New Immune Cells Th22 Prevent, Treat Inflammation
A groundbreaking discovery of a new type of immune cells, Th22, which can protect the body against inflammation, may lead the way to new treatments for inflammatory skin diseases such as psoriasis and respiratory diseases such as asthma. Word of the Th22 discovery comes from scientists of Helmholtz Zentrum Munchen and the Center of Allergy and Environment (ZAUM) of the Technical University of Munich.
The newly found Th22 cells are a type of T-helper cells which until now no one had discovered. T-helper cells are white blood cells that play a critical role in the immune system, as they help activate and enhance the activity of other immune cells when bacterial and viral infections attack the body. T-helper cells also have an important role in preventing or curbing inflammation, which is involved in a myriad of diseases and ailments, ranging from asthma to heart disease, arthritis, psoriasis, stroke, and Alzheimer’s disease.
The researchers at Helmholtz Zentrum Munchen and the University of Munich, along with colleagues from London and Rome, discovered the Th22 cells during analysis of skin samples from patients who had atopic eczema, allergic contact dermatitis, and psoriasis. The Th22 cells get their name from the fact that the researchers noticed the newly discovered cells were mainly characterized by the signaling molecule called interleukin-22.
According to the news release from Helmholtz Zentrum Munchen, the researchers “consider the discovery of the Th22 cells to be a milestone in immunology, providing a new starting point for the future treatment of chronic inflammatory disease such as eczema, scleroderma, asthma or COPD,” noted Professor Heidrun Behrendt, director of ZAUM. The investigators report that Th22 cells facilitate tissue repair, warn skin cells of impending attack, and then stimulate the cells to protect themselves. Th22 cells also can help strengthen the barriers of the skin and perhaps the lungs as well by stimulating the cells to make more collagen.
The Munich researchers and their colleagues are investigating Th22-specific genes, which will aid in the development of treatments for patients who have chronic skin and respiratory diseases characterized by inflammation. Their efforts will be welcomed by the millions of people who suffer with these conditions.

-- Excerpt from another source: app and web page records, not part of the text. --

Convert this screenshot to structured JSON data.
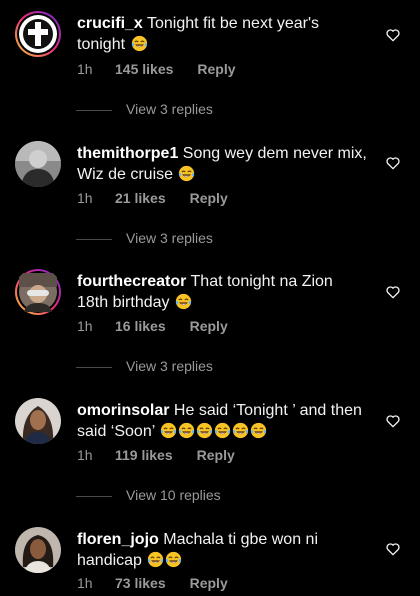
{
  "colors": {
    "background": "#000000",
    "text": "#f2f2f2",
    "muted": "#9a9a9a",
    "ring_gradient": [
      "#f9ce34",
      "#ee2a7b",
      "#6228d7"
    ]
  },
  "comments": [
    {
      "username": "crucifi_x",
      "text": "Tonight fit be next year's tonight",
      "emojis": [
        "tears-of-joy"
      ],
      "time": "1h",
      "likes": "145 likes",
      "reply": "Reply",
      "view_replies": "View 3 replies",
      "avatar": "cross-logo-avatar"
    },
    {
      "username": "themithorpe1",
      "text": "Song wey dem never mix, Wiz de cruise",
      "emojis": [
        "tears-of-joy"
      ],
      "time": "1h",
      "likes": "21 likes",
      "reply": "Reply",
      "view_replies": "View 3 replies",
      "avatar": "person-photo-avatar"
    },
    {
      "username": "fourthecreator",
      "text": "That tonight na Zion 18th birthday",
      "emojis": [
        "tears-of-joy"
      ],
      "time": "1h",
      "likes": "16 likes",
      "reply": "Reply",
      "view_replies": "View 3 replies",
      "avatar": "person-photo-avatar"
    },
    {
      "username": "omorinsolar",
      "text": "He said ‘Tonight ’ and then said ‘Soon’",
      "emojis": [
        "tears-of-joy",
        "tears-of-joy",
        "tears-of-joy",
        "tears-of-joy",
        "tears-of-joy",
        "tears-of-joy"
      ],
      "time": "1h",
      "likes": "119 likes",
      "reply": "Reply",
      "view_replies": "View 10 replies",
      "avatar": "person-photo-avatar"
    },
    {
      "username": "floren_jojo",
      "text": "Machala ti gbe won ni handicap",
      "emojis": [
        "tears-of-joy",
        "tears-of-joy"
      ],
      "time": "1h",
      "likes": "73 likes",
      "reply": "Reply",
      "avatar": "person-photo-avatar"
    }
  ]
}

According to the National Psoriasis Foundation, for example, about 7.5 million Americans and 125 million people worldwide have this skin disorder, while the Environmental Protection Agency notes that 7.7 percent of the US population has asthma.
Environmental Protection Agency
Helmholtz Zentrum Munchen news release, Nov. 18, 2009
National Psoriasis Foundation